HomeBlogSights & smellsThe Dancing House: Prague’s wonkiest building

The Dancing House: Prague’s wonkiest building

The other morning, I woke up feeling quite dizzy. Unless I was lying flat on my back, the room felt like it was spinning, just a little bit. (No, I wasn’t drunk.) It was horrible. But I imagine this is how the people who live in the Nationale-Nederlanden building in Prague feel every day.

Dancing House Credit: Chad Goddard (CC BY-ND 2.0)

Located on the site of a house bombed by the US in 1945, the building is more than a little unusual. It’s made up of two main parts – one a glass tower which curves and narrows, and almost looks like it’s leaning into the other part of the building, and the other which features unaligned windows and wonky mouldings.

Dancing House Credit: ma world peace (CC BY 2.0)

Far from being the result of a building project gone horribly, horribly wrong, the Dancing House (named because it looks like the two towers at one end are dancing with each other, you see?) was meant to look like this.

Dancing House Credit: Transports et mobilité (CC BY-SA 2.0)

It’s built in the deconstructivist style, which basically means it looks a bit wonky. It was the brainchild of Croatian-Czech architect Vlado Milunić who partnered with Canadian-American architect Frank Gehry.

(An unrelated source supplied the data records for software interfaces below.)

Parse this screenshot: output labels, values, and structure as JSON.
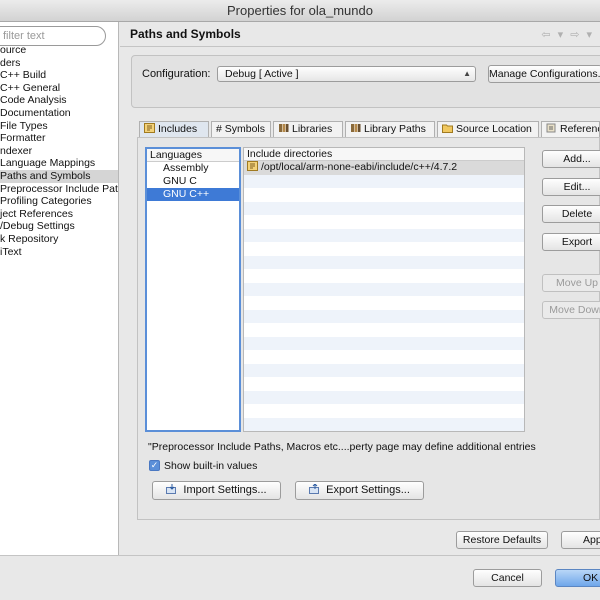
{
  "window": {
    "title": "Properties for ola_mundo"
  },
  "filter": {
    "placeholder": "filter text"
  },
  "tree": [
    "ource",
    "ders",
    "C++ Build",
    "C++ General",
    "Code Analysis",
    "Documentation",
    "File Types",
    "Formatter",
    "ndexer",
    "Language Mappings",
    "Paths and Symbols",
    "Preprocessor Include Pat",
    "Profiling Categories",
    "ject References",
    "/Debug Settings",
    "k Repository",
    "iText"
  ],
  "tree_selected_index": 10,
  "header": {
    "title": "Paths and Symbols",
    "nav": "⇦ ▾ ⇨ ▾"
  },
  "config": {
    "label": "Configuration:",
    "value": "Debug  [ Active ]",
    "manage_button": "Manage Configurations..."
  },
  "tabs": [
    {
      "label": "Includes",
      "icon": "includes-icon"
    },
    {
      "label": "# Symbols",
      "icon": ""
    },
    {
      "label": "Libraries",
      "icon": "libraries-icon"
    },
    {
      "label": "Library Paths",
      "icon": "library-paths-icon"
    },
    {
      "label": "Source Location",
      "icon": "source-location-icon"
    },
    {
      "label": "References",
      "icon": "references-icon"
    }
  ],
  "languages": {
    "header": "Languages",
    "items": [
      "Assembly",
      "GNU C",
      "GNU C++"
    ],
    "selected_index": 2
  },
  "include_dirs": {
    "header": "Include directories",
    "rows": [
      "/opt/local/arm-none-eabi/include/c++/4.7.2"
    ]
  },
  "side_buttons": {
    "add": "Add...",
    "edit": "Edit...",
    "delete": "Delete",
    "export": "Export",
    "move_up": "Move Up",
    "move_down": "Move Down"
  },
  "note": "\"Preprocessor Include Paths, Macros etc....perty page may define additional entries",
  "show_builtin": {
    "label": "Show built-in values",
    "checked": true
  },
  "import_settings": "Import Settings...",
  "export_settings": "Export Settings...",
  "restore_defaults": "Restore Defaults",
  "apply": "Apply",
  "cancel": "Cancel",
  "ok": "OK",
  "colors": {
    "selection": "#3e7ad6",
    "focus_border": "#5b8fd8"
  }
}
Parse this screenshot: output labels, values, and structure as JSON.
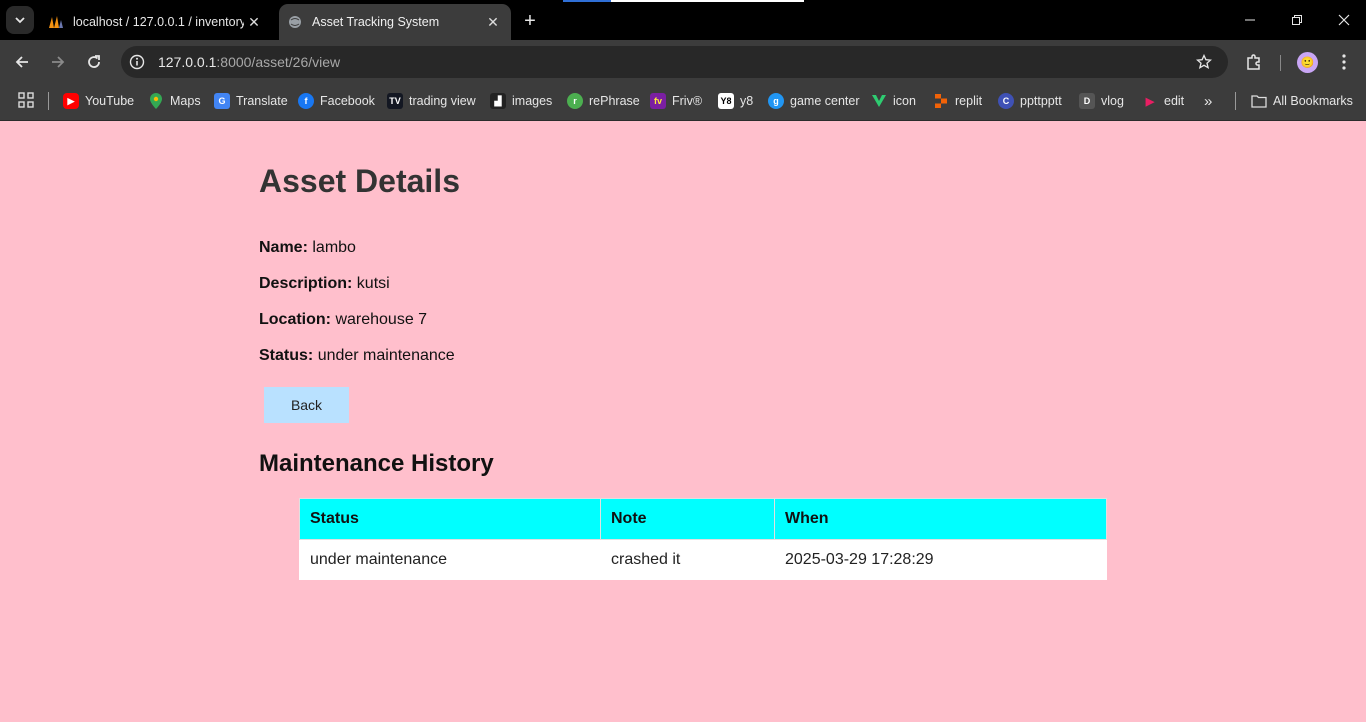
{
  "browser": {
    "tabs": [
      {
        "title": "localhost / 127.0.0.1 / inventory",
        "active": false,
        "favicon": "phpmyadmin-icon"
      },
      {
        "title": "Asset Tracking System",
        "active": true,
        "favicon": "globe-icon"
      }
    ],
    "address": {
      "host": "127.0.0.1",
      "rest": ":8000/asset/26/view"
    },
    "bookmarks": [
      {
        "label": "YouTube",
        "icon": "youtube-icon",
        "color": "#ff0000"
      },
      {
        "label": "Maps",
        "icon": "maps-icon",
        "color": "#34a853"
      },
      {
        "label": "Translate",
        "icon": "translate-icon",
        "color": "#4285f4"
      },
      {
        "label": "Facebook",
        "icon": "facebook-icon",
        "color": "#1877f2"
      },
      {
        "label": "trading view",
        "icon": "tradingview-icon",
        "color": "#131722"
      },
      {
        "label": "images",
        "icon": "images-icon",
        "color": "#222222"
      },
      {
        "label": "rePhrase",
        "icon": "rephrase-icon",
        "color": "#4caf50"
      },
      {
        "label": "Friv®",
        "icon": "friv-icon",
        "color": "#7b1fa2"
      },
      {
        "label": "y8",
        "icon": "y8-icon",
        "color": "#ffffff"
      },
      {
        "label": "game center",
        "icon": "game-center-icon",
        "color": "#2196f3"
      },
      {
        "label": "icon",
        "icon": "icon-icon",
        "color": "#2ecc71"
      },
      {
        "label": "replit",
        "icon": "replit-icon",
        "color": "#f26207"
      },
      {
        "label": "ppttpptt",
        "icon": "ppttpptt-icon",
        "color": "#3f51b5"
      },
      {
        "label": "vlog",
        "icon": "vlog-icon",
        "color": "#555555"
      },
      {
        "label": "edit",
        "icon": "edit-icon",
        "color": "#e91e63"
      }
    ],
    "all_bookmarks": "All Bookmarks"
  },
  "page": {
    "title": "Asset Details",
    "fields": [
      {
        "label": "Name:",
        "value": "lambo"
      },
      {
        "label": "Description:",
        "value": "kutsi"
      },
      {
        "label": "Location:",
        "value": "warehouse 7"
      },
      {
        "label": "Status:",
        "value": "under maintenance"
      }
    ],
    "back_label": "Back",
    "history_title": "Maintenance History",
    "history_headers": [
      "Status",
      "Note",
      "When"
    ],
    "history_rows": [
      [
        "under maintenance",
        "crashed it",
        "2025-03-29 17:28:29"
      ]
    ]
  },
  "colors": {
    "page_bg": "#ffbfcc",
    "table_header": "#00ffff",
    "back_button": "#b9e1ff"
  }
}
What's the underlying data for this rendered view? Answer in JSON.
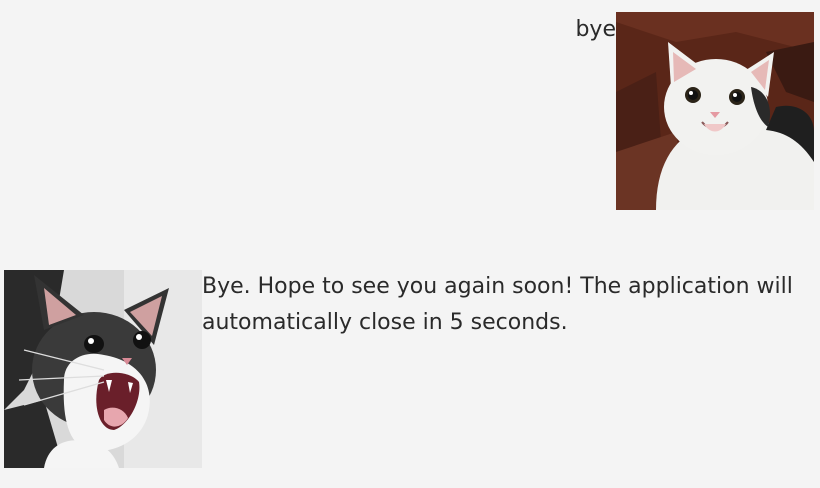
{
  "conversation": {
    "user_message": {
      "text": "bye",
      "avatar": "smiling-cat-avatar"
    },
    "bot_message": {
      "text": "Bye. Hope to see you again soon! The application will automatically close in 5 seconds.",
      "avatar": "screaming-cat-avatar"
    }
  }
}
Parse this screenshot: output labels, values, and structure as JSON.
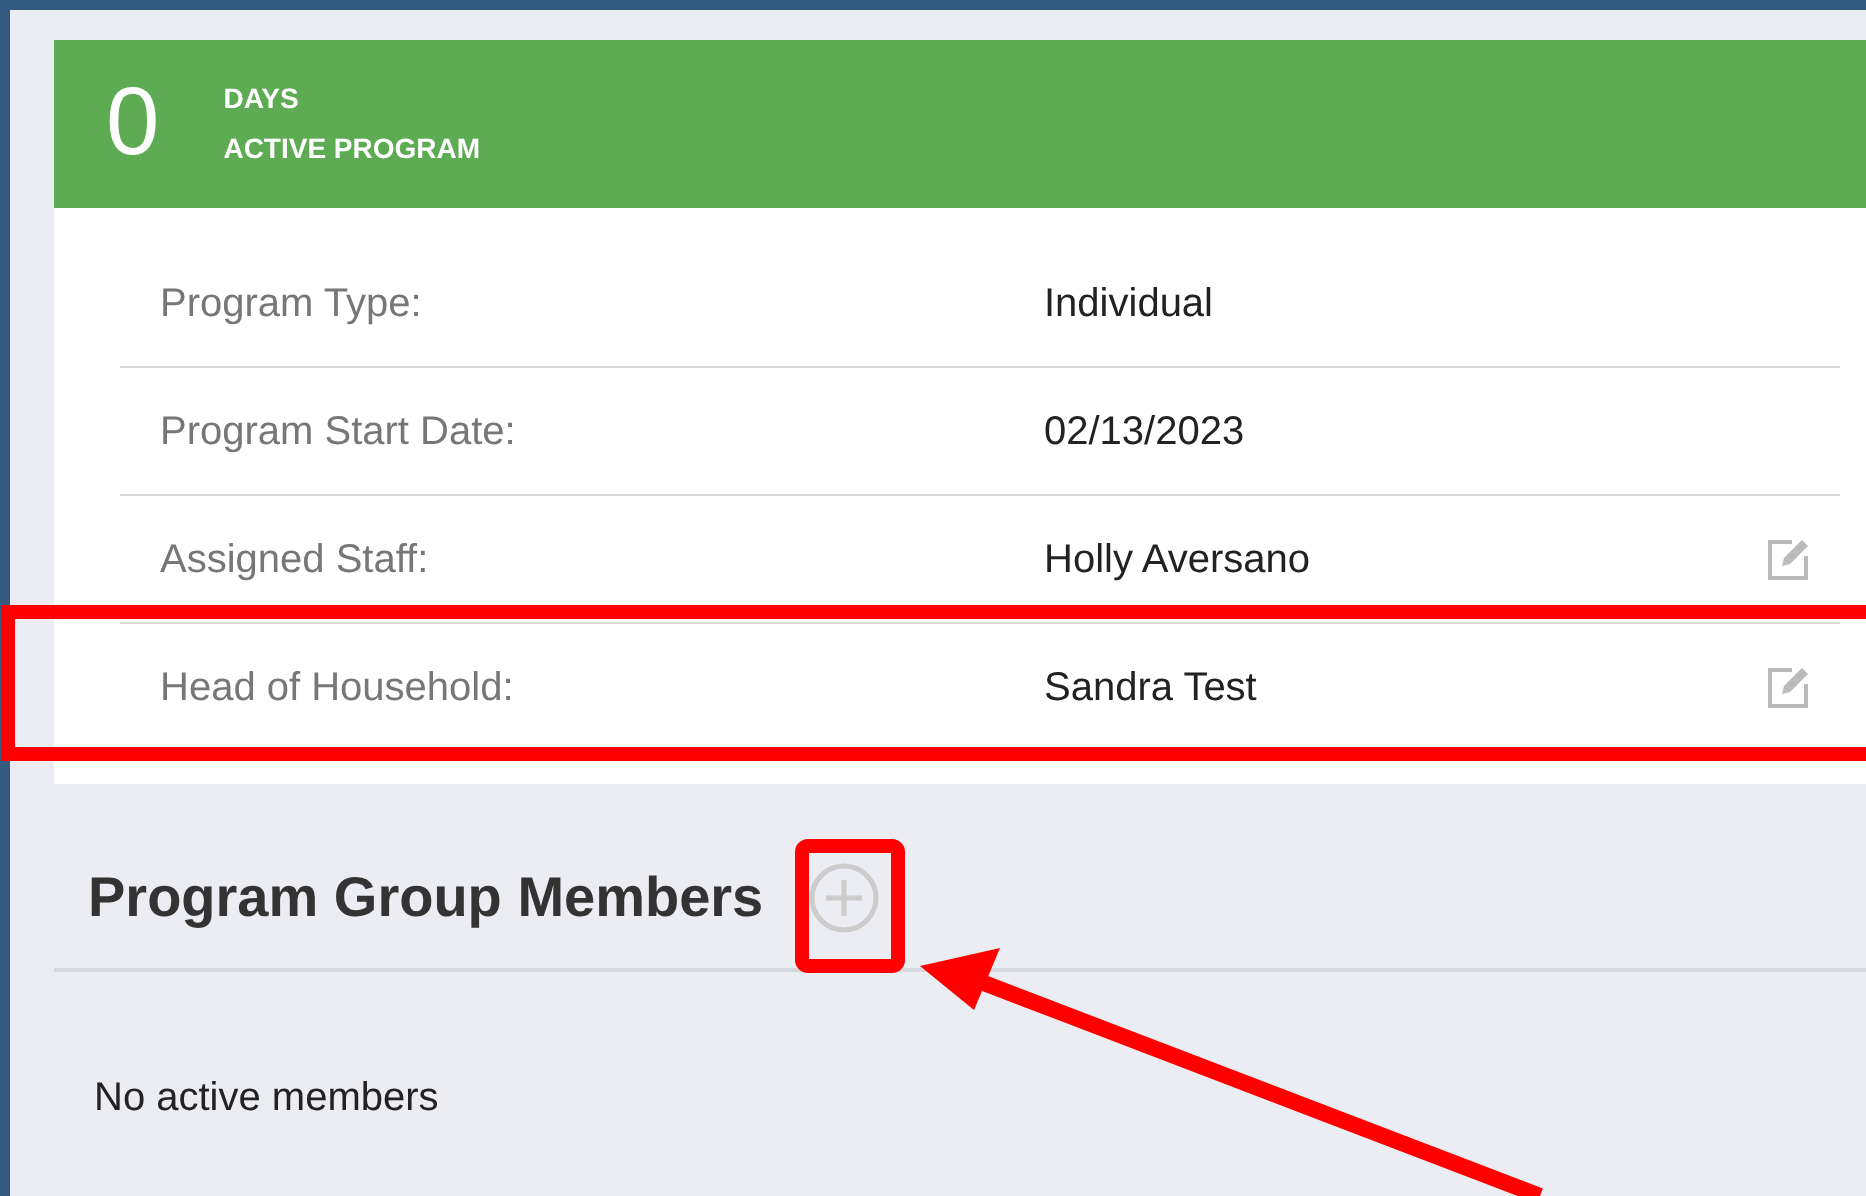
{
  "summary": {
    "count": "0",
    "unit": "DAYS",
    "caption": "ACTIVE PROGRAM"
  },
  "details": [
    {
      "label": "Program Type:",
      "value": "Individual",
      "editable": false
    },
    {
      "label": "Program Start Date:",
      "value": "02/13/2023",
      "editable": false
    },
    {
      "label": "Assigned Staff:",
      "value": "Holly Aversano",
      "editable": true
    },
    {
      "label": "Head of Household:",
      "value": "Sandra Test",
      "editable": true
    }
  ],
  "members": {
    "title": "Program Group Members",
    "empty_text": "No active members"
  }
}
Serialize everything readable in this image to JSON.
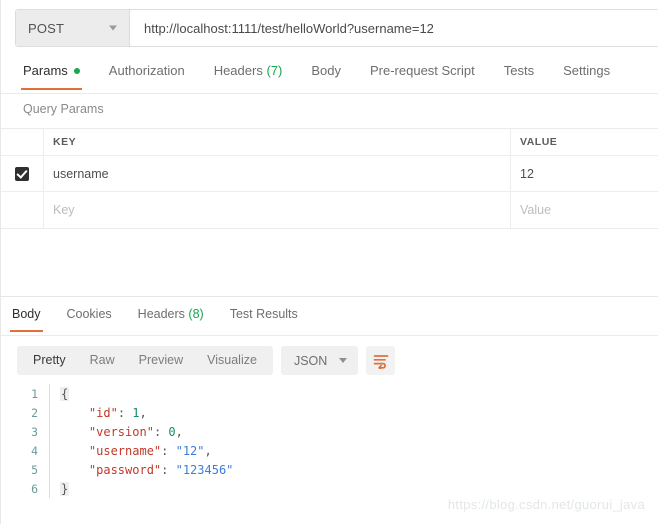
{
  "request": {
    "method": "POST",
    "url": "http://localhost:1111/test/helloWorld?username=12",
    "tabs": [
      {
        "label": "Params",
        "active": true,
        "indicator": "dot"
      },
      {
        "label": "Authorization",
        "active": false
      },
      {
        "label": "Headers",
        "count": "(7)",
        "active": false
      },
      {
        "label": "Body",
        "active": false
      },
      {
        "label": "Pre-request Script",
        "active": false
      },
      {
        "label": "Tests",
        "active": false
      },
      {
        "label": "Settings",
        "active": false
      }
    ]
  },
  "query_params": {
    "title": "Query Params",
    "columns": {
      "key": "KEY",
      "value": "VALUE"
    },
    "rows": [
      {
        "checked": true,
        "key": "username",
        "value": "12"
      },
      {
        "checked": false,
        "key_placeholder": "Key",
        "value_placeholder": "Value"
      }
    ]
  },
  "response": {
    "tabs": [
      {
        "label": "Body",
        "active": true
      },
      {
        "label": "Cookies",
        "active": false
      },
      {
        "label": "Headers",
        "count": "(8)",
        "active": false
      },
      {
        "label": "Test Results",
        "active": false
      }
    ],
    "format_buttons": [
      {
        "label": "Pretty",
        "active": true
      },
      {
        "label": "Raw",
        "active": false
      },
      {
        "label": "Preview",
        "active": false
      },
      {
        "label": "Visualize",
        "active": false
      }
    ],
    "language": "JSON",
    "wrap_icon": "wrap-lines-icon",
    "body_lines": [
      {
        "num": "1",
        "tokens": [
          {
            "t": "brace",
            "v": "{"
          }
        ]
      },
      {
        "num": "2",
        "tokens": [
          {
            "t": "pun",
            "v": "    "
          },
          {
            "t": "key",
            "v": "\"id\""
          },
          {
            "t": "pun",
            "v": ": "
          },
          {
            "t": "num",
            "v": "1"
          },
          {
            "t": "pun",
            "v": ","
          }
        ]
      },
      {
        "num": "3",
        "tokens": [
          {
            "t": "pun",
            "v": "    "
          },
          {
            "t": "key",
            "v": "\"version\""
          },
          {
            "t": "pun",
            "v": ": "
          },
          {
            "t": "num",
            "v": "0"
          },
          {
            "t": "pun",
            "v": ","
          }
        ]
      },
      {
        "num": "4",
        "tokens": [
          {
            "t": "pun",
            "v": "    "
          },
          {
            "t": "key",
            "v": "\"username\""
          },
          {
            "t": "pun",
            "v": ": "
          },
          {
            "t": "str",
            "v": "\"12\""
          },
          {
            "t": "pun",
            "v": ","
          }
        ]
      },
      {
        "num": "5",
        "tokens": [
          {
            "t": "pun",
            "v": "    "
          },
          {
            "t": "key",
            "v": "\"password\""
          },
          {
            "t": "pun",
            "v": ": "
          },
          {
            "t": "str",
            "v": "\"123456\""
          }
        ]
      },
      {
        "num": "6",
        "tokens": [
          {
            "t": "brace",
            "v": "}"
          }
        ]
      }
    ],
    "parsed_body": {
      "id": 1,
      "version": 0,
      "username": "12",
      "password": "123456"
    }
  },
  "watermark": "https://blog.csdn.net/guorui_java",
  "colors": {
    "accent_orange": "#e2703a",
    "indicator_green": "#15a84c",
    "json_key": "#c0392b",
    "json_string": "#3b7dd8",
    "json_number": "#1a8a6c",
    "line_number": "#6b9a9a"
  }
}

They completed the design in 1992, and the building was finished in 1996.

Dancing House Credit: Ashleigh Nushawg (CC BY 2.0)

The neighbouring plot was co-owned by the family of Václav Havel, who was a dissident before becoming the last president of Czechoslovakia, and the first president of the newly created Czech Republic.

Dancing House Credit: Roberto Pani (CC BY 2.0)

Due to Havel’s support, Milunić’s idea to build on the plot gained support, until the Dutch insurance company Nationale-Nederlanden (now known as ING Bank) agreed to sponsor the project.

Inside the Dancing House Credit: Andrew Milligan Sumo (CC BY-SA 2.0)

The idea behind the design is the contrast between static and dynamic, yin and yang, meant to symbolise the transition of Czechoslovakia from a communist regime to an independent democracy.

We’re not sure if travel insurance would cover for the headache looking at it too long might give you.